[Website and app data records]
━━━━━━━━━━

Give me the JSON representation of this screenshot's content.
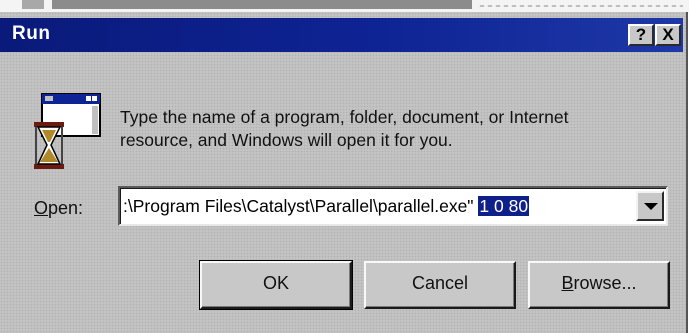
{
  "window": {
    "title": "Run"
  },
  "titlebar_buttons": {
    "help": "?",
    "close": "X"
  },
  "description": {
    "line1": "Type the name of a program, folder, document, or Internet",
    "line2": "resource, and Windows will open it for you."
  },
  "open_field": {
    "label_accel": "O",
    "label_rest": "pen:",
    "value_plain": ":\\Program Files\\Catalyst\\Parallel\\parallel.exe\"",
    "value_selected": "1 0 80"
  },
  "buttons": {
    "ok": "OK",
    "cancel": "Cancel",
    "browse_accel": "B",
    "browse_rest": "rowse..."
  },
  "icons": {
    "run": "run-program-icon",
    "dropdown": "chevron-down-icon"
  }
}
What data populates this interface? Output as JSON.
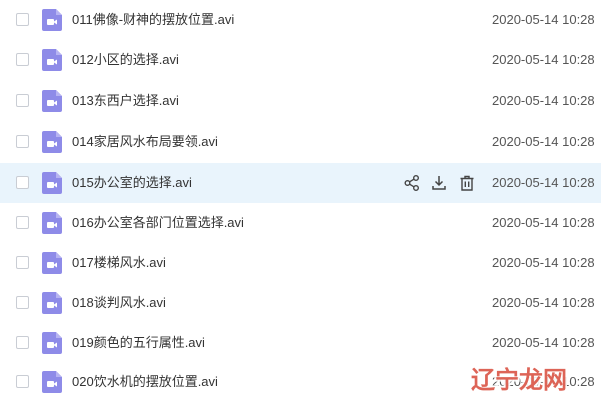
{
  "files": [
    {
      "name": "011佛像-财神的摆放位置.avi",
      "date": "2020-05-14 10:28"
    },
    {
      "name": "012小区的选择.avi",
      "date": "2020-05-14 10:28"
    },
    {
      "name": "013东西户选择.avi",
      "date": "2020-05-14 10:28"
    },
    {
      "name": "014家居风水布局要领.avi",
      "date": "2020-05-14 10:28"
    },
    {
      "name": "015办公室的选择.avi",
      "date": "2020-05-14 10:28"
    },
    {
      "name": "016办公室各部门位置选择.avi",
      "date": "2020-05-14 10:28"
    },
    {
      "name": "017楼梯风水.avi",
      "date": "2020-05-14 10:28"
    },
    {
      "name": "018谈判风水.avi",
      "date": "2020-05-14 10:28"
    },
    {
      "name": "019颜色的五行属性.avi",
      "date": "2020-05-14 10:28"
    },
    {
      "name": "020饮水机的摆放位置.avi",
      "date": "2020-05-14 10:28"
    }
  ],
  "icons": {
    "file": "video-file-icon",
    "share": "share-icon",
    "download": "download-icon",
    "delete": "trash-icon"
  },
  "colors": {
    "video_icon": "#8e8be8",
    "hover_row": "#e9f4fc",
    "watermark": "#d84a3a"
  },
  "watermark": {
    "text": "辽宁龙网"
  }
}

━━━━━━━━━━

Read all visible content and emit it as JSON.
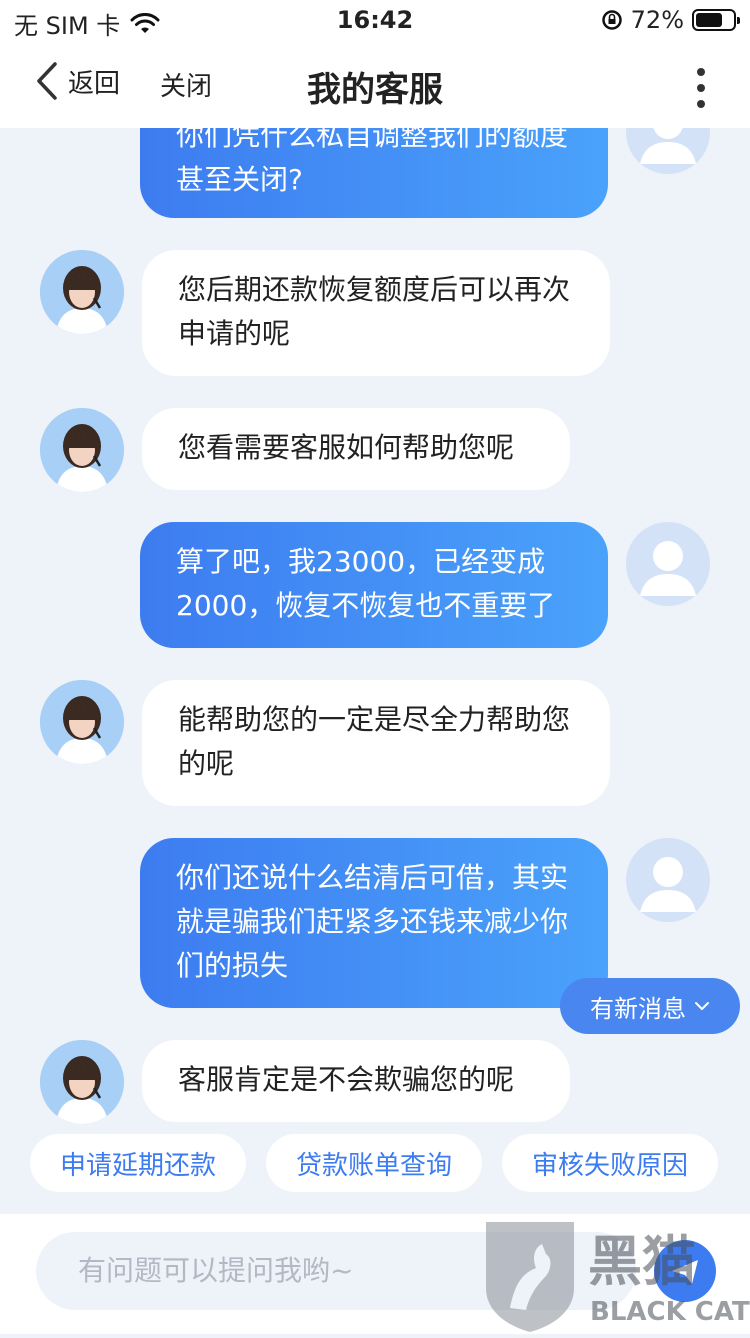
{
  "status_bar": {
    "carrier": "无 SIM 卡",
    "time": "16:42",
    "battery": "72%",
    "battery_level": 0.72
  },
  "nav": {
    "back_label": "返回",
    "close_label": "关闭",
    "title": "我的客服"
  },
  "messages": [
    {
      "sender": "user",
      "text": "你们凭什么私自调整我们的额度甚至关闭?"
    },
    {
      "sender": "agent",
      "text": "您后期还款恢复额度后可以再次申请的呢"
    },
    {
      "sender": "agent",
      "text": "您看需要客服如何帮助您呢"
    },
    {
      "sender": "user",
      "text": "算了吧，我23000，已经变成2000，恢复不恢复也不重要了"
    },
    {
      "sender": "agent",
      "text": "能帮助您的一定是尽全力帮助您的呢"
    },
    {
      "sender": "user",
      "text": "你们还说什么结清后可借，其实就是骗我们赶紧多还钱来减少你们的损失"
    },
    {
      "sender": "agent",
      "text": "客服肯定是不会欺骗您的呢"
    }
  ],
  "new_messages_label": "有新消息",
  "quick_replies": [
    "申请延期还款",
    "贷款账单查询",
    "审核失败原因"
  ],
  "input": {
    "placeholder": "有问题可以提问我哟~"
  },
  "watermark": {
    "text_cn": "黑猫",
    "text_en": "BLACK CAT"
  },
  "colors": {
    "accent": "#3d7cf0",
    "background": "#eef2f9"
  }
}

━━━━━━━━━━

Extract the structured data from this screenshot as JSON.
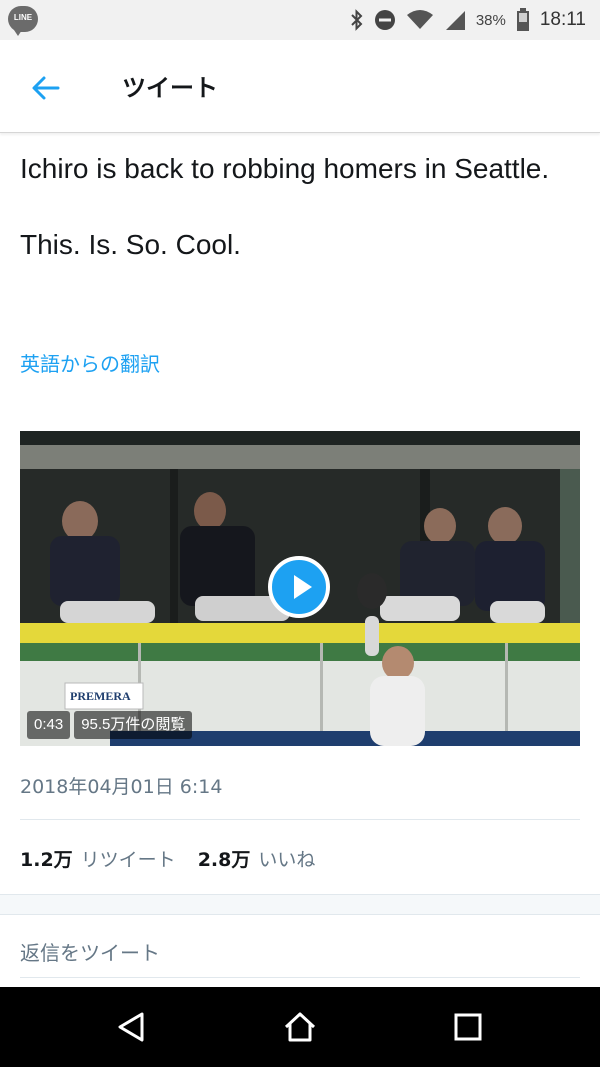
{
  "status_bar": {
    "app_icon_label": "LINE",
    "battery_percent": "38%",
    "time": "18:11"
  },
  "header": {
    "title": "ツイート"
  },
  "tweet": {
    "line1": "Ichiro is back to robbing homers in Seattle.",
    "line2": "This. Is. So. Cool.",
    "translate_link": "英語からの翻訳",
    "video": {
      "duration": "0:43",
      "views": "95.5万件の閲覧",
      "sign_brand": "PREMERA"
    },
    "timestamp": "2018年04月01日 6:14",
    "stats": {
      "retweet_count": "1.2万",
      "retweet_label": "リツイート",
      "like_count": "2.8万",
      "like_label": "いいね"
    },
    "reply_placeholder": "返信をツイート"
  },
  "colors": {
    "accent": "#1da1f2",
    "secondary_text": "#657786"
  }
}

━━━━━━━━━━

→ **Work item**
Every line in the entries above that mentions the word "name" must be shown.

→ **Expected answer**
    "line1": "Type the name of a program, folder, document, or Internet",
      "name": "011佛像-财神的摆放位置.avi",
      "name": "012小区的选择.avi",
      "name": "013东西户选择.avi",
      "name": "014家居风水布局要领.avi",
      "name": "015办公室的选择.avi",
      "name": "016办公室各部门位置选择.avi",
      "name": "017楼梯风水.avi",
      "name": "018谈判风水.avi",
      "name": "019颜色的五行属性.avi",
      "name": "020饮水机的摆放位置.avi",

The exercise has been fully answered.